--- Exercise data ---
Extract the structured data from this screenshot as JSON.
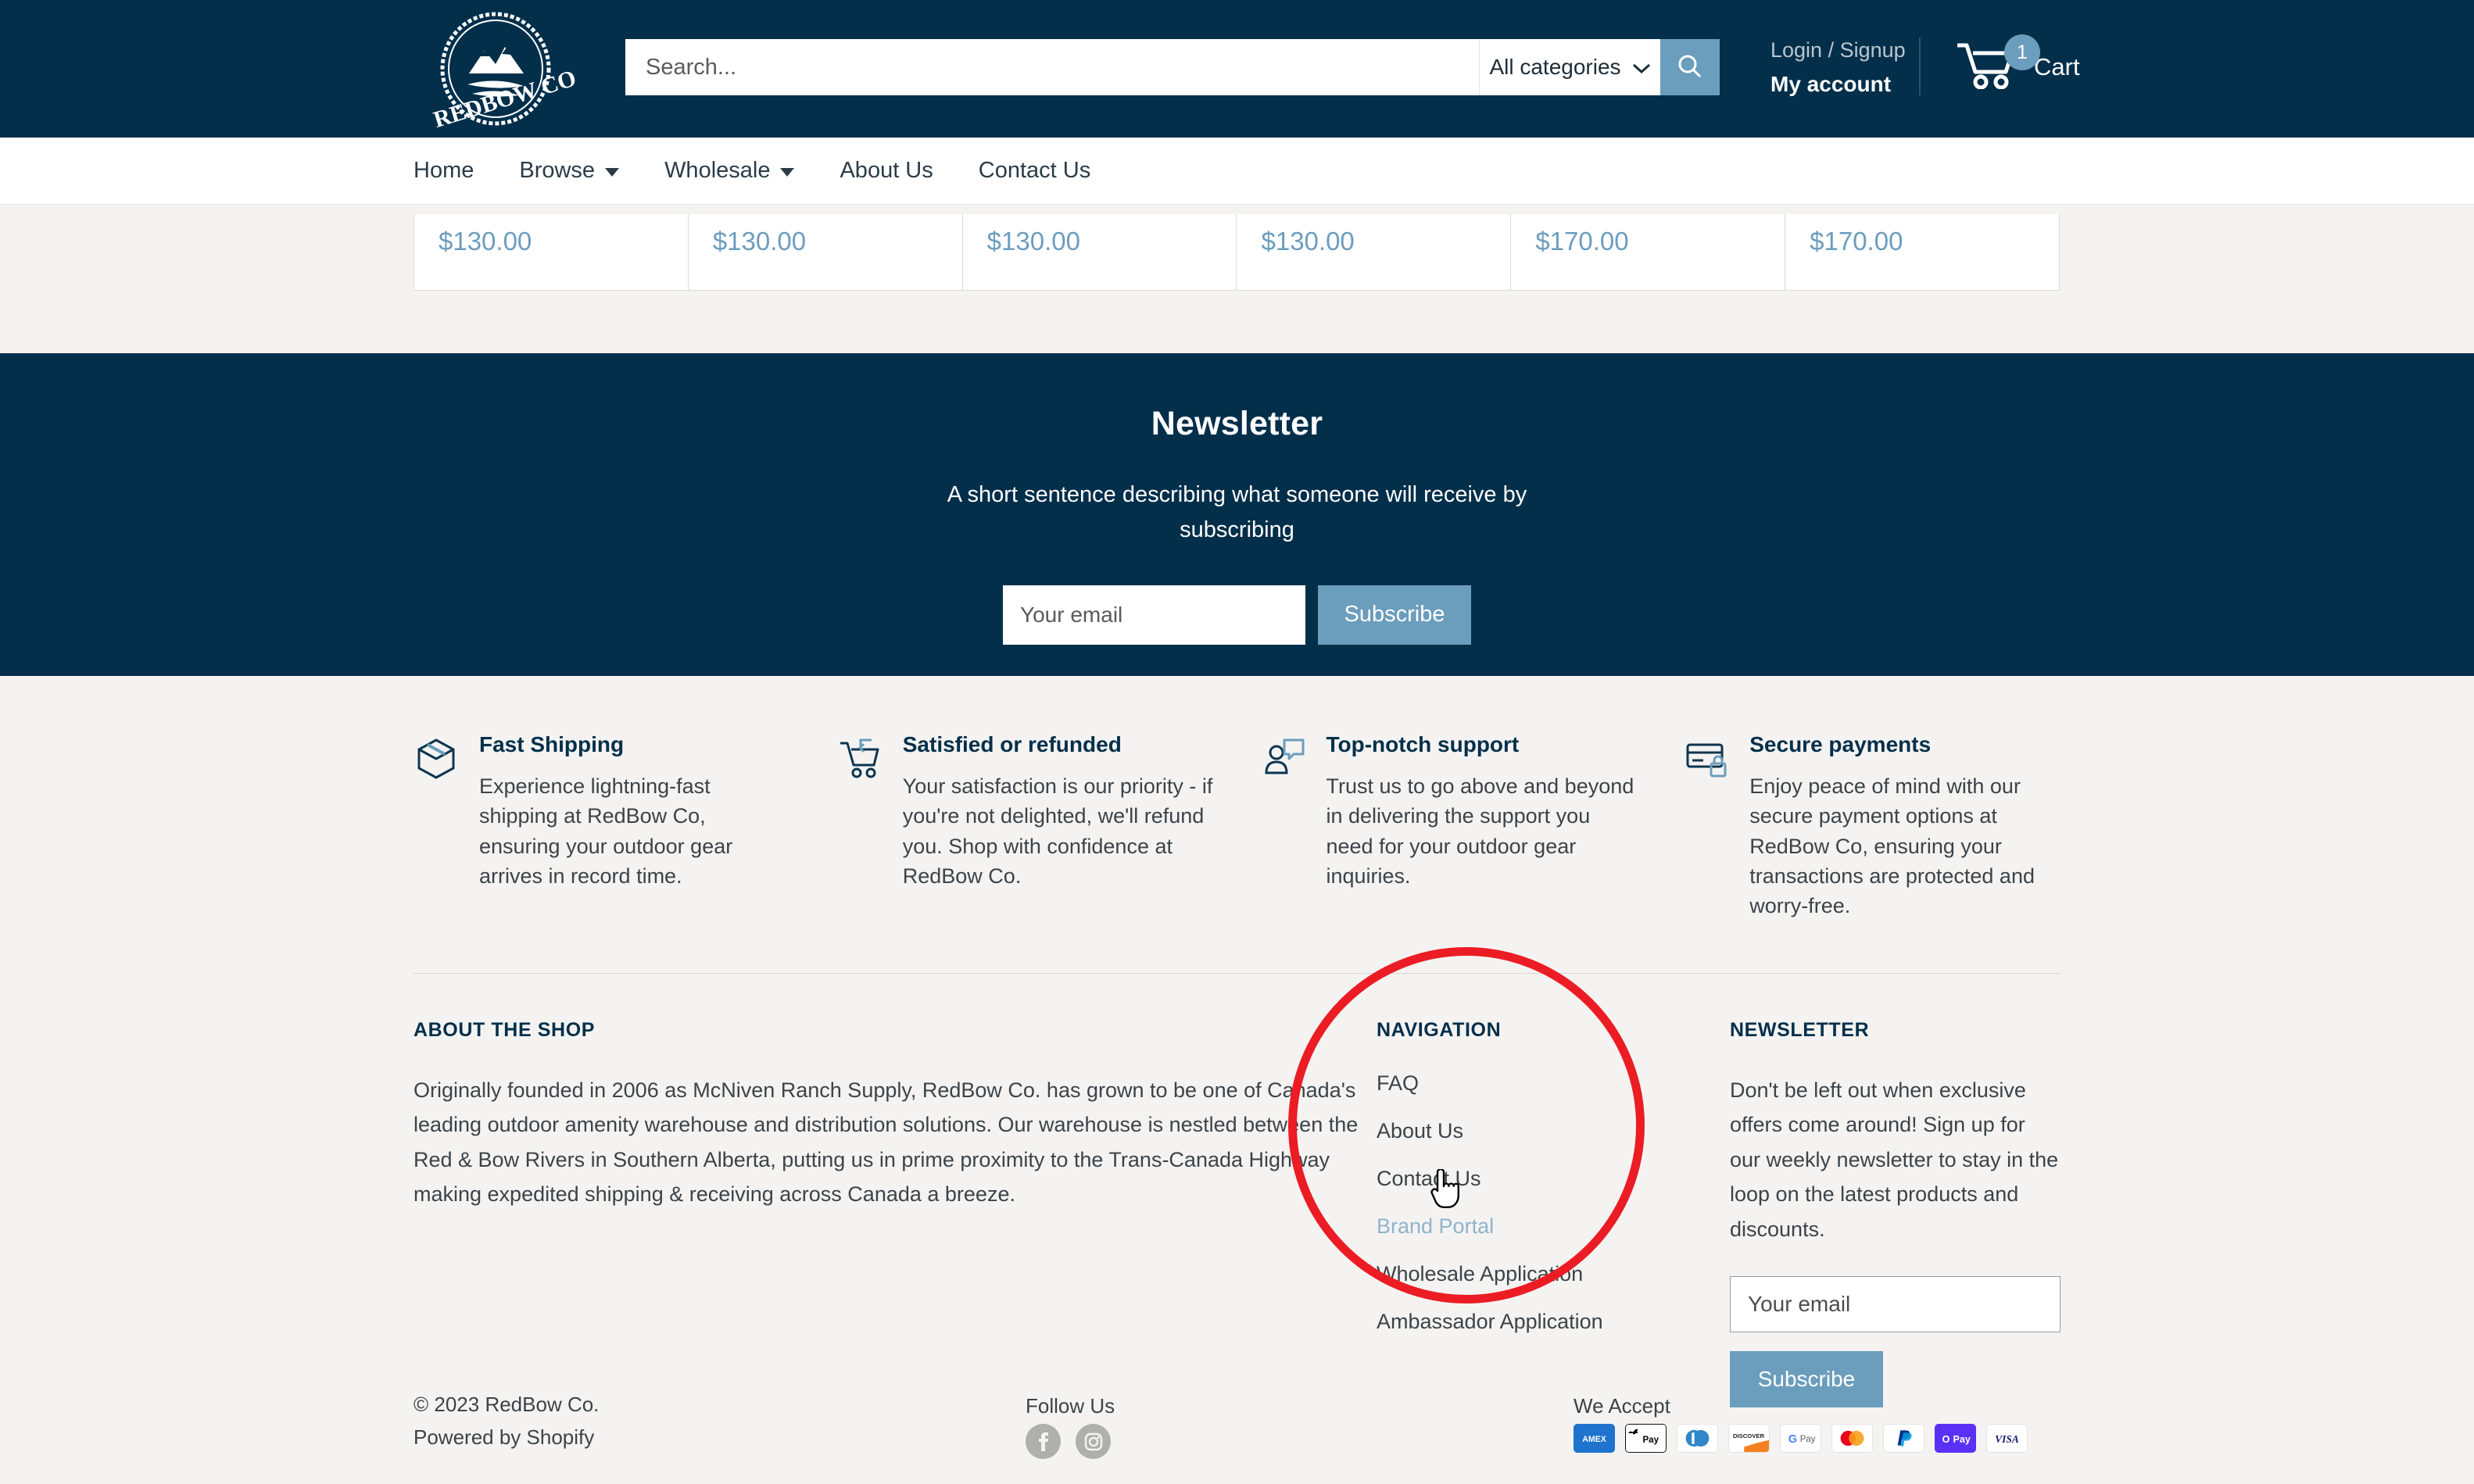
{
  "brand": {
    "logo_text": "REDBOW CO"
  },
  "colors": {
    "navy": "#032F4B",
    "page_bg": "#F4F3F1",
    "accent_blue": "#6B9DBC",
    "price_blue": "#6C9DBE",
    "annotation_red": "#EC1C24",
    "link_hover": "#8FB4CC"
  },
  "header": {
    "search": {
      "placeholder": "Search...",
      "value": ""
    },
    "category_select": {
      "selected": "All categories"
    },
    "search_button": "Search",
    "account": {
      "login_signup": "Login / Signup",
      "my_account": "My account"
    },
    "cart": {
      "label": "Cart",
      "count": "1"
    }
  },
  "nav": {
    "items": [
      {
        "label": "Home",
        "has_dropdown": false
      },
      {
        "label": "Browse",
        "has_dropdown": true
      },
      {
        "label": "Wholesale",
        "has_dropdown": true
      },
      {
        "label": "About Us",
        "has_dropdown": false
      },
      {
        "label": "Contact Us",
        "has_dropdown": false
      }
    ]
  },
  "product_row": {
    "prices": [
      "$130.00",
      "$130.00",
      "$130.00",
      "$130.00",
      "$170.00",
      "$170.00"
    ]
  },
  "newsletter_band": {
    "title": "Newsletter",
    "subtitle": "A short sentence describing what someone will receive by subscribing",
    "email_placeholder": "Your email",
    "subscribe_label": "Subscribe"
  },
  "features": [
    {
      "icon": "box-icon",
      "title": "Fast Shipping",
      "body": "Experience lightning-fast shipping at RedBow Co, ensuring your outdoor gear arrives in record time."
    },
    {
      "icon": "cart-return-icon",
      "title": "Satisfied or refunded",
      "body": "Your satisfaction is our priority - if you're not delighted, we'll refund you. Shop with confidence at RedBow Co."
    },
    {
      "icon": "support-person-icon",
      "title": "Top-notch support",
      "body": "Trust us to go above and beyond in delivering the support you need for your outdoor gear inquiries."
    },
    {
      "icon": "card-lock-icon",
      "title": "Secure payments",
      "body": "Enjoy peace of mind with our secure payment options at RedBow Co, ensuring your transactions are protected and worry-free."
    }
  ],
  "footer": {
    "about": {
      "heading": "ABOUT THE SHOP",
      "body": "Originally founded in 2006 as McNiven Ranch Supply, RedBow Co. has grown to be one of Canada's leading outdoor amenity warehouse and distribution solutions. Our warehouse is nestled between the Red & Bow Rivers in Southern Alberta, putting us in prime proximity to the Trans-Canada Highway making expedited shipping & receiving across Canada a breeze."
    },
    "navigation": {
      "heading": "NAVIGATION",
      "links": [
        {
          "label": "FAQ",
          "hover": false
        },
        {
          "label": "About Us",
          "hover": false
        },
        {
          "label": "Contact Us",
          "hover": false
        },
        {
          "label": "Brand Portal",
          "hover": true
        },
        {
          "label": "Wholesale Application",
          "hover": false
        },
        {
          "label": "Ambassador Application",
          "hover": false
        }
      ]
    },
    "newsletter": {
      "heading": "NEWSLETTER",
      "body": "Don't be left out when exclusive offers come around! Sign up for our weekly newsletter to stay in the loop on the latest products and discounts.",
      "email_placeholder": "Your email",
      "subscribe_label": "Subscribe"
    }
  },
  "bottom_bar": {
    "copyright": "© 2023 RedBow Co.",
    "powered_by": "Powered by Shopify",
    "follow_label": "Follow Us",
    "socials": [
      {
        "name": "facebook-icon"
      },
      {
        "name": "instagram-icon"
      }
    ],
    "accept_label": "We Accept",
    "payments": [
      {
        "name": "amex",
        "label": "AMEX"
      },
      {
        "name": "apple-pay",
        "label": "Pay"
      },
      {
        "name": "diners-club",
        "label": "Diners"
      },
      {
        "name": "discover",
        "label": "DISCOVER"
      },
      {
        "name": "google-pay",
        "label": "G Pay"
      },
      {
        "name": "mastercard",
        "label": "Mastercard"
      },
      {
        "name": "paypal",
        "label": "PayPal"
      },
      {
        "name": "shop-pay",
        "label": "Pay"
      },
      {
        "name": "visa",
        "label": "VISA"
      }
    ]
  },
  "annotation": {
    "type": "red-circle-highlight",
    "target": "Brand Portal",
    "cursor": "pointing-hand"
  }
}
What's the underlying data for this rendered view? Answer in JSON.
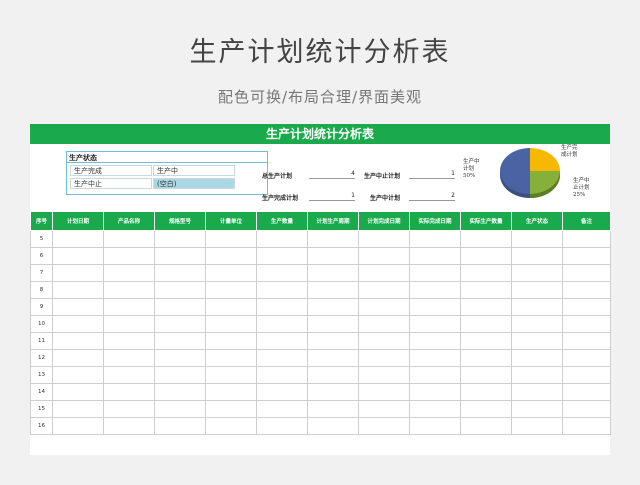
{
  "page": {
    "title": "生产计划统计分析表",
    "subtitle": "配色可换/布局合理/界面美观"
  },
  "sheet": {
    "banner": "生产计划统计分析表",
    "status_pivot": {
      "title": "生产状态",
      "rows": [
        [
          "生产完成",
          "生产中"
        ],
        [
          "生产中止",
          "(空白)"
        ]
      ]
    },
    "stats": {
      "total_plan_label": "总生产计划",
      "total_plan_value": "4",
      "completed_label": "生产完成计划",
      "completed_value": "1",
      "halted_label": "生产中止计划",
      "halted_value": "1",
      "in_progress_label": "生产中计划",
      "in_progress_value": "2"
    },
    "pie": {
      "labels": {
        "in_progress": "生产中\n计划\n50%",
        "completed": "生产完\n成计划",
        "halted": "生产中\n止计划\n25%"
      },
      "colors": {
        "in_progress": "#3f5590",
        "completed": "#f2b400",
        "halted": "#7ea72d"
      },
      "slices_percent": [
        {
          "name": "in_progress",
          "value": 50
        },
        {
          "name": "completed",
          "value": 25
        },
        {
          "name": "halted",
          "value": 25
        }
      ]
    },
    "columns": [
      "序号",
      "计划日期",
      "产品名称",
      "规格型号",
      "计量单位",
      "生产数量",
      "计划生产周期",
      "计划完成日期",
      "实际完成日期",
      "实际生产数量",
      "生产状态",
      "备注"
    ],
    "row_numbers": [
      "5",
      "6",
      "7",
      "8",
      "9",
      "10",
      "11",
      "12",
      "13",
      "14",
      "15",
      "16"
    ]
  },
  "colors": {
    "accent": "#1aaa4b",
    "background": "#f1f1f1"
  }
}
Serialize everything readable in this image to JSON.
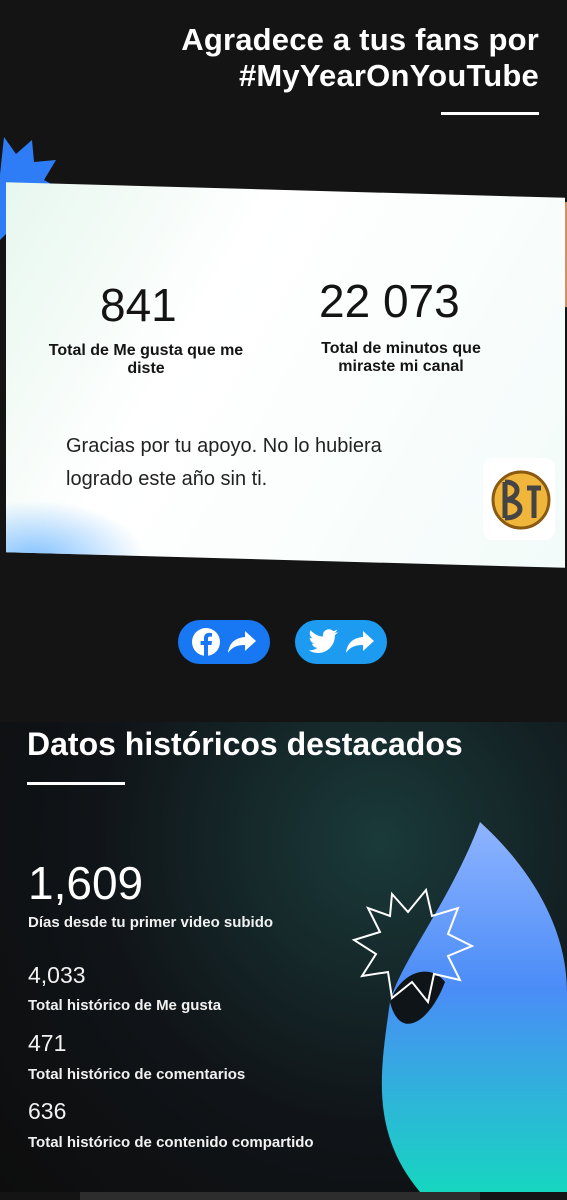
{
  "header": {
    "title_line1": "Agradece a tus fans por",
    "title_line2": "#MyYearOnYouTube"
  },
  "card": {
    "likes_given": "841",
    "likes_given_label": "Total de Me gusta que me diste",
    "minutes_watched": "22 073",
    "minutes_watched_label": "Total de minutos que miraste mi canal",
    "thanks_line1": "Gracias por tu apoyo. No lo hubiera",
    "thanks_line2": "logrado este año sin ti."
  },
  "share": {
    "facebook_icon": "facebook-icon",
    "twitter_icon": "twitter-icon",
    "share_icon": "share-arrow-icon",
    "facebook_color": "#1877f2",
    "twitter_color": "#1d9bf0"
  },
  "history": {
    "title": "Datos históricos destacados",
    "days_value": "1,609",
    "days_label": "Días desde tu primer video subido",
    "likes_value": "4,033",
    "likes_label": "Total histórico de Me gusta",
    "comments_value": "471",
    "comments_label": "Total histórico de comentarios",
    "shares_value": "636",
    "shares_label": "Total histórico de contenido compartido"
  }
}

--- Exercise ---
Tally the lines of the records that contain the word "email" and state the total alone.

--- Expected output ---
2